By Stephen Gowans
Commercially, Ottawa’s backing of multilateral sanctions on Russian oil and gas makes sense. Canada is a major oil and gas producer whose corporate sector could benefit from a growing share of the world energy market, one in which Russia is a major rival.
A fortiori, Washington’s championing of the same sanctions also makes sense. The shale revolution has unlocked ample supplies of oil and gas beneath US soil, returning the country to its historic role as an energy superpower. One oil field in Texas is now the second largest in the world.
Sanctions on Russian oil and gas are attractive commercially as a way of eliminating a major rival from the lucrative European energy market. Considering the realities of cutthroat commercial competition, we should consider the ardent support of Washington and Ottawa for sanctions on Russian energy to be part of a great game for economic and strategic advantage.
We might also expect that neither capital is much interested in helping Moscow and Kyiv arrive at a modus vivende, even though a negotiated peace between the two belligerents would end the unnecessary suffering of countless millions of people around the world. With the war in full flower, it’s much easier to maintain sanctions on Russia, and to inveigle Europe to accept them.
It’s understandable, then, that Washington and Ottawa should exploit the war in Ukraine to press Europe to cut its energy ties with Russia. But is it understandable that Europe should go along? After all, sanctions are visiting great harm and suffering on European consumers and businesses. Belgium’s prime minister has warned Europeans to brace for up to five years of hardship.
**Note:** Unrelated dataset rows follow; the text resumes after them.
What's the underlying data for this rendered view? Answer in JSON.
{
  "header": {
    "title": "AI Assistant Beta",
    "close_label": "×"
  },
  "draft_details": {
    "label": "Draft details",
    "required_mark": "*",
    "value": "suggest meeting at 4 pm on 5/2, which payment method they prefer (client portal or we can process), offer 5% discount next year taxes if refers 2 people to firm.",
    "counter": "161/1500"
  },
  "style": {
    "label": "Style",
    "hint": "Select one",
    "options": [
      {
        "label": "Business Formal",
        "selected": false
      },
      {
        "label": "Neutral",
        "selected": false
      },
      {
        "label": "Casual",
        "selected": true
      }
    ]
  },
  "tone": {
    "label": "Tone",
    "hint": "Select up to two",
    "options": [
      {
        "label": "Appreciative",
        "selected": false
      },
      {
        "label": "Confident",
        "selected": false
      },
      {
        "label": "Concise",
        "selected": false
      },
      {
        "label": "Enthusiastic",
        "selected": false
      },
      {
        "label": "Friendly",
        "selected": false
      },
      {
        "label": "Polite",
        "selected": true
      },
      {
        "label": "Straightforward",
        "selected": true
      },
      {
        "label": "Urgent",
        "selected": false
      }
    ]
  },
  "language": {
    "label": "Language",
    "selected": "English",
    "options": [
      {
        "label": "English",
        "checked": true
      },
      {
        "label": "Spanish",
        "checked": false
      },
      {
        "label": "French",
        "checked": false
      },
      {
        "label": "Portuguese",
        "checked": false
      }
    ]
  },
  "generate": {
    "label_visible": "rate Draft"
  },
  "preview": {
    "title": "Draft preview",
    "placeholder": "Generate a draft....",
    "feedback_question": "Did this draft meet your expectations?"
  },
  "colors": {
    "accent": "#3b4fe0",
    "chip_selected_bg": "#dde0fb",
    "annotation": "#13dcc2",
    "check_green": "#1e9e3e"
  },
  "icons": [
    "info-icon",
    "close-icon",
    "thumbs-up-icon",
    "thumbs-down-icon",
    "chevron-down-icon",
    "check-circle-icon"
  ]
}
That hardship largely comes in the form of higher energy prices, the prospects of rationing and business closures this winter, a looming recession, and a declining standard of living.
If and when Europe decouples from Russian energy, and reorients its energy supply to North America and other countries in the US orbit, it will pay higher prices than it pays today. In terms of winners and losers, Europe clearly comes out on the losing end, while a handsome payday awaits corporate North America.
If Europe’s leaders are behaving in a way that benefits investors across the Atlantic at the expense of their own citizens and businesses, it’s because that’s the price subordinate units pay for being part of an empire. The interests of the imperial center prevail. Junior members sacrifice.
Imperialism hurts Europeans in two ways. First, it exposes them to the danger of great power rivalries; these can escalate, by accident or intention, into nuclear war. Second, it subordinates their interests to those of corporate North America.
This isn’t unique to the US empire. The same happens to secondary powers in other imperialist conglomerations. Belarussians and Syrians, for example, may reap rewards from membership in the Russian empire, but they also incur penalties. Both, by virtue of sheltering under Moscow’s aegis, are entangled in a great power competition in which they serve as pawns to be moved about a great chessboard by Kremlin planners whose goal is to protect the Russian king. The interests of the citizens of both countries come second, or matter hardly at all.
A better alternative is the end of great powers and their rivalries. But that means attacking the problem at its root—the ceaseless hunt for profits that plunges states into wars and intrigues to secure for their profit-accumulating enterprises advantages over the profit-accumulating enterprises of other states.